WORK ITEM: Return every line from the records below with the string "this".

DATA EXTRACTS:
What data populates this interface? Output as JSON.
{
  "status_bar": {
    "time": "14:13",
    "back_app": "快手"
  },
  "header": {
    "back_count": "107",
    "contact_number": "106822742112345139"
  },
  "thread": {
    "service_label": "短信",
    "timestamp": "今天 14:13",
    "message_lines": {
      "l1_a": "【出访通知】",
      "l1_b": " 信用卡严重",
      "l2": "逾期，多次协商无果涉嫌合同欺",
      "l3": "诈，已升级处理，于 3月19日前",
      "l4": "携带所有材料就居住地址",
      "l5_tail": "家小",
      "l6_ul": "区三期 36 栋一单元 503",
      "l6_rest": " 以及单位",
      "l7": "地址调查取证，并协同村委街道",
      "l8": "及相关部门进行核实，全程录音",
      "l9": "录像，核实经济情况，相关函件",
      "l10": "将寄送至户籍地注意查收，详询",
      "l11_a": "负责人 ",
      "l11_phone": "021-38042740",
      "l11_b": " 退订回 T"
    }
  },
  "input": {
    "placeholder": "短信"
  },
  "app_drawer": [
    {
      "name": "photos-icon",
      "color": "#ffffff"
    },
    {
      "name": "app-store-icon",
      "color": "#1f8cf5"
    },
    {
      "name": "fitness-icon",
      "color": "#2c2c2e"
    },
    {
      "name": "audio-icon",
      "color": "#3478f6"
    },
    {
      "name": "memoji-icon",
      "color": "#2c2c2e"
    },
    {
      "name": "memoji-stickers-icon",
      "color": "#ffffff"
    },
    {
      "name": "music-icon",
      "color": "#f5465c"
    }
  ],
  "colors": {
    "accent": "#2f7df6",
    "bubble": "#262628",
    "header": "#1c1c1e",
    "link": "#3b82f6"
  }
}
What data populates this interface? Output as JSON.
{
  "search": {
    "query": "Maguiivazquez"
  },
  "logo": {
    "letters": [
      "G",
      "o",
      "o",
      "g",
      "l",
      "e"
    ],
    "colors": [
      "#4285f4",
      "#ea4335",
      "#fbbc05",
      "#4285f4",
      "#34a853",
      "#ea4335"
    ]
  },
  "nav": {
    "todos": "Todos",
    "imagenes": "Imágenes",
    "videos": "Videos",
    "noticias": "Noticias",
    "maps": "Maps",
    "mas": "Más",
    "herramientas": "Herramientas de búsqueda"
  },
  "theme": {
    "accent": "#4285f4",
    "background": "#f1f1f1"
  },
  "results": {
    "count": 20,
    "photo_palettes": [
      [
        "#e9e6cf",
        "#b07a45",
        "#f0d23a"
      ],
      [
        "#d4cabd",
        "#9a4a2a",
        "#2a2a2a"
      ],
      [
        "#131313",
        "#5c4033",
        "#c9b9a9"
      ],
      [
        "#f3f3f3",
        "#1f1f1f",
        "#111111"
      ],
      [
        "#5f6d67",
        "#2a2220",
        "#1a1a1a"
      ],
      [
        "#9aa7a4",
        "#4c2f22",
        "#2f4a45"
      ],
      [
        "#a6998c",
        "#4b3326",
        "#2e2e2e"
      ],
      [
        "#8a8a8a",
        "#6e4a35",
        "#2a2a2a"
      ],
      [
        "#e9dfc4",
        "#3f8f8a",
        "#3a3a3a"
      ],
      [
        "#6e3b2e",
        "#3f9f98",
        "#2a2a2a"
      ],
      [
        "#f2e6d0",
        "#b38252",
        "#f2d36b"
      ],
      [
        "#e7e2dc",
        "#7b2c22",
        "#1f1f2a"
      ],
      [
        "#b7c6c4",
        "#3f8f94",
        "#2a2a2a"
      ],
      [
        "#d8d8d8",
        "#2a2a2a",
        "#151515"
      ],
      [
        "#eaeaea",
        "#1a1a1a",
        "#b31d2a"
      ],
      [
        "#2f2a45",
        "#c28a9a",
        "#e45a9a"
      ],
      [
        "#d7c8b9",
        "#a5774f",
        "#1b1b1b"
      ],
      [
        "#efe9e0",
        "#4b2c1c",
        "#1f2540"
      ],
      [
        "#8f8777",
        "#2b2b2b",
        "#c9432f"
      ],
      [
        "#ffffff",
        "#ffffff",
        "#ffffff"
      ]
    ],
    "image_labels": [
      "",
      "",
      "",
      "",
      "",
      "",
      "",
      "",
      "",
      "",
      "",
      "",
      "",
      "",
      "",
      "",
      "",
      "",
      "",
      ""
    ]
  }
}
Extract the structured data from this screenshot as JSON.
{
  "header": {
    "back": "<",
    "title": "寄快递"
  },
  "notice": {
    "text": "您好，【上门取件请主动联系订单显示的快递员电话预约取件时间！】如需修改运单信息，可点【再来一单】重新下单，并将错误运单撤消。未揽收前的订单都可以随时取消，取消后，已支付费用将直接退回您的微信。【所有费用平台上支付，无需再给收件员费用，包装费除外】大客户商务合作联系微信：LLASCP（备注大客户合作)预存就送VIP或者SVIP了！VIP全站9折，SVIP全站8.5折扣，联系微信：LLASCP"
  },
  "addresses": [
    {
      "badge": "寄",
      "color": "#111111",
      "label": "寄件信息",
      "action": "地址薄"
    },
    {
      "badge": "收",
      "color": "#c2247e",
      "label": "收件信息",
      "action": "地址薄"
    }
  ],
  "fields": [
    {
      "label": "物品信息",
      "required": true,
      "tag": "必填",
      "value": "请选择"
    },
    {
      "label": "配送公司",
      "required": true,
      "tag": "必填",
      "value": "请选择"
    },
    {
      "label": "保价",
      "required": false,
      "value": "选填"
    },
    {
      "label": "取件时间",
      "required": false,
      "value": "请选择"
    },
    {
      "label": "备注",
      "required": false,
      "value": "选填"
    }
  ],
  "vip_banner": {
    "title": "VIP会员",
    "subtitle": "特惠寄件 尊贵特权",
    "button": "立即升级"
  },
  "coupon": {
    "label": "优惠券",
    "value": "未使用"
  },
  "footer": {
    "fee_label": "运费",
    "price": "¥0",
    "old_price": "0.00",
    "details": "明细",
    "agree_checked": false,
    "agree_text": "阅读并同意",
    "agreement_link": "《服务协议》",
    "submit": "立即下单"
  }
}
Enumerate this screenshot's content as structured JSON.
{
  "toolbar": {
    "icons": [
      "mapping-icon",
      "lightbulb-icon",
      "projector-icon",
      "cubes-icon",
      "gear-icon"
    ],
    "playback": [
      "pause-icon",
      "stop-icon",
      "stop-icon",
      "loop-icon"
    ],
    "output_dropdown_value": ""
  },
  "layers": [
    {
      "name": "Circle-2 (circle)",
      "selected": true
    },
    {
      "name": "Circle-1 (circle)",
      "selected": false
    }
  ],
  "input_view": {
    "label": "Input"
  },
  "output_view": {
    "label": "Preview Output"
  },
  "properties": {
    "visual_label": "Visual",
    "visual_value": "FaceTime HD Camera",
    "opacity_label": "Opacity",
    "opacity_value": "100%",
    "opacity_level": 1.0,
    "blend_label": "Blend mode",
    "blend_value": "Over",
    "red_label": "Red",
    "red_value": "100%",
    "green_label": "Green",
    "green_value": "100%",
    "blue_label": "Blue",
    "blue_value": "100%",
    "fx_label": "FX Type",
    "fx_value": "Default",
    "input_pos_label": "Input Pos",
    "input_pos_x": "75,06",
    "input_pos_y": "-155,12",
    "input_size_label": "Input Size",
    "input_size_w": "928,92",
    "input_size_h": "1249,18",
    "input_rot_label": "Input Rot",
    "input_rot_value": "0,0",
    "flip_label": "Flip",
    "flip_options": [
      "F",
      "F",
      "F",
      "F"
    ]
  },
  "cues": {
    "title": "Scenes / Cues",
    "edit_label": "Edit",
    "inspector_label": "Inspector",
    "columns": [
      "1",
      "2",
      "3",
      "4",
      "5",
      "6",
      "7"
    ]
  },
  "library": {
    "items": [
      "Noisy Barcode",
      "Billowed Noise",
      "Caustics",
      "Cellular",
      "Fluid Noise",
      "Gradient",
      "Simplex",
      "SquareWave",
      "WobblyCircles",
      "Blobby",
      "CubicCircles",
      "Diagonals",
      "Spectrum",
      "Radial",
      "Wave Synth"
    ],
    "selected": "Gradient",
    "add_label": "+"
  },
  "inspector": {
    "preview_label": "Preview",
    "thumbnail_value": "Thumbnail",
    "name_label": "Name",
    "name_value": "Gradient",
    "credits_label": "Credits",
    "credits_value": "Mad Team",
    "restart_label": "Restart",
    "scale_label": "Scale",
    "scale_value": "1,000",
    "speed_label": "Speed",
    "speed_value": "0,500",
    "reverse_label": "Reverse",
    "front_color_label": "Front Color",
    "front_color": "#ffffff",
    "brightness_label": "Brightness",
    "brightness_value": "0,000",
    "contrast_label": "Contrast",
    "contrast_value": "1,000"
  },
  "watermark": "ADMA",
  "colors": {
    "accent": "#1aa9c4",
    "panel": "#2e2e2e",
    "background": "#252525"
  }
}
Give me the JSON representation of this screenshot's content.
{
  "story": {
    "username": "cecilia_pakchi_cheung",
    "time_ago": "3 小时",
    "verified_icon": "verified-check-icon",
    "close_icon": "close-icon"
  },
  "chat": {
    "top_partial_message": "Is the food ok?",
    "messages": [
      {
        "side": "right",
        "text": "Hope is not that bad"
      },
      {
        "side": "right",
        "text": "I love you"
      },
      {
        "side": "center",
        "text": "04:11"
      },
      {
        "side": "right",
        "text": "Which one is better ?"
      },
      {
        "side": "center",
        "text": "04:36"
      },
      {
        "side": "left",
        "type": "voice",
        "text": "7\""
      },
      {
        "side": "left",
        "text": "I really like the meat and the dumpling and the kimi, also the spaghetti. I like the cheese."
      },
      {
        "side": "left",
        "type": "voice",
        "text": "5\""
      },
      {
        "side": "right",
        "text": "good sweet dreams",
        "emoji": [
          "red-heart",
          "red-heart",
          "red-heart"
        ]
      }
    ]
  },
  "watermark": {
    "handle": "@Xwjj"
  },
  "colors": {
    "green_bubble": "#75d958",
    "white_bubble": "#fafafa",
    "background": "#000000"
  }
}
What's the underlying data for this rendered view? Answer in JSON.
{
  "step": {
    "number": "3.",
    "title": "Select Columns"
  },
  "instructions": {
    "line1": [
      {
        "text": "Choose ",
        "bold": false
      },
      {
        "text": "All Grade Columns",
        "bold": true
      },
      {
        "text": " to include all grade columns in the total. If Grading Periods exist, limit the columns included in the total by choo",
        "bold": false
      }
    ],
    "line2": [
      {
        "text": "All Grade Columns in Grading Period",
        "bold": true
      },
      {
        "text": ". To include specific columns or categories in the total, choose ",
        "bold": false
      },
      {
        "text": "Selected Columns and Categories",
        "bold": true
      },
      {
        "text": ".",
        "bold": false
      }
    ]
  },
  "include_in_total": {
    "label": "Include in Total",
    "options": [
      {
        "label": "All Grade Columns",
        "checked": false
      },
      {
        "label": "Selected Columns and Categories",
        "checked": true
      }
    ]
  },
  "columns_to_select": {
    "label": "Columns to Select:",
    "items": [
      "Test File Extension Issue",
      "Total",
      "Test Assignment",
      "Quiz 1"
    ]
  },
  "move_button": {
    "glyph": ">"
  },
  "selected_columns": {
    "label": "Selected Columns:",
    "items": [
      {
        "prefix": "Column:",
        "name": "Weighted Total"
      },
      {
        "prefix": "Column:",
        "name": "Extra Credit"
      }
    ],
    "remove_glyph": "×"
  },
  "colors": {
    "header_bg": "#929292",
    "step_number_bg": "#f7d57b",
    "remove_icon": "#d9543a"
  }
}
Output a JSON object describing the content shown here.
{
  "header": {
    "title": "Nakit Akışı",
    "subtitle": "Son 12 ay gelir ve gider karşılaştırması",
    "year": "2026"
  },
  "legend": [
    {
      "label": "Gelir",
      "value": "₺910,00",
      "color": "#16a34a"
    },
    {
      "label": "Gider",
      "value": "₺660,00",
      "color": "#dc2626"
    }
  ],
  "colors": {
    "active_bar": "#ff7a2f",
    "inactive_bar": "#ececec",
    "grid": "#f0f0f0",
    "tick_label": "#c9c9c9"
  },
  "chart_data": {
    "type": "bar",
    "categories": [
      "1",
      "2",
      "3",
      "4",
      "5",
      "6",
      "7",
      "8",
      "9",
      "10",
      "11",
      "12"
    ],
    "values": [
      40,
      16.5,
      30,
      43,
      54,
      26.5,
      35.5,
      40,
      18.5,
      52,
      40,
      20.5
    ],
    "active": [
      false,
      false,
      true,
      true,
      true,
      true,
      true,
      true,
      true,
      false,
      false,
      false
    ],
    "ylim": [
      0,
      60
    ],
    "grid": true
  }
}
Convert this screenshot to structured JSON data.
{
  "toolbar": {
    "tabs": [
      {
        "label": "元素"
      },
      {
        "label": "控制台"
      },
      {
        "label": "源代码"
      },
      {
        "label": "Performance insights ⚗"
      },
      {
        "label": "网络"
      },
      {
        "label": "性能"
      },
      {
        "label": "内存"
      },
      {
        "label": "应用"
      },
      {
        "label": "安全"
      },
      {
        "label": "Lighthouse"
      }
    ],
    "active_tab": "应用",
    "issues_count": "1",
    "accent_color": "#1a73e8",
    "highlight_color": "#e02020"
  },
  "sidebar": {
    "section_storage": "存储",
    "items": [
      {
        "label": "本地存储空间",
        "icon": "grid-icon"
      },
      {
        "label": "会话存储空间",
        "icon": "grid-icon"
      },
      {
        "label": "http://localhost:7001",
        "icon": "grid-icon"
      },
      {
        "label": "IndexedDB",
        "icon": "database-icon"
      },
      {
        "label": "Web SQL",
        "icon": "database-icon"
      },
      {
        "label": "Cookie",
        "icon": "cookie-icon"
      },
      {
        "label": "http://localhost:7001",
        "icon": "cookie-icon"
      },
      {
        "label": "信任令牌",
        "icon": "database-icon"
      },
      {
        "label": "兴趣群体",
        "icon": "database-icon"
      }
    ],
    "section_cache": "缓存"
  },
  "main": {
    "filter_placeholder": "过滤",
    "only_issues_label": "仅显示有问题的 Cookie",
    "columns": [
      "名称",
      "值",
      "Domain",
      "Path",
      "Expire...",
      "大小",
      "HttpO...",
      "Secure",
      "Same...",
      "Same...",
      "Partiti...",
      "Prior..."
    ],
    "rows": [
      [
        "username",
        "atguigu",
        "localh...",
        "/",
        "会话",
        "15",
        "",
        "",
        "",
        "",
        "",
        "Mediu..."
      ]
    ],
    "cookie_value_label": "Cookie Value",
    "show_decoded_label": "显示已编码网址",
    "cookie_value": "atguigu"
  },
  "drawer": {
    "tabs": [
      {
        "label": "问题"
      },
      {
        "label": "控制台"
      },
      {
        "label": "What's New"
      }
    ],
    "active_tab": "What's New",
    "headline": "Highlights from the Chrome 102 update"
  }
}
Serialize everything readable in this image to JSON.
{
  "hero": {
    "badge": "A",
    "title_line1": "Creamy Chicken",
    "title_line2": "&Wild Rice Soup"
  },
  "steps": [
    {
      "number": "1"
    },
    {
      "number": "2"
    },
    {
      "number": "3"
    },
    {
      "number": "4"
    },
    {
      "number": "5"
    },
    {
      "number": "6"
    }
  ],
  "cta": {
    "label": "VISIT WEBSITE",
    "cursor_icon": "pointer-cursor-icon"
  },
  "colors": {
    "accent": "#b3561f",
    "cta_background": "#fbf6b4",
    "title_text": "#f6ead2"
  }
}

EXPECTED OUTPUT:
What data populates this interface? Output as JSON.
What data populates this interface? Output as JSON.
Extract the structured data from this screenshot as JSON.
Enumerate this screenshot's content as structured JSON.
Give me the JSON representation of this screenshot's content.
What's the underlying data for this rendered view? Answer in JSON.
Convert this screenshot to structured JSON data.
Serialize everything readable in this image to JSON.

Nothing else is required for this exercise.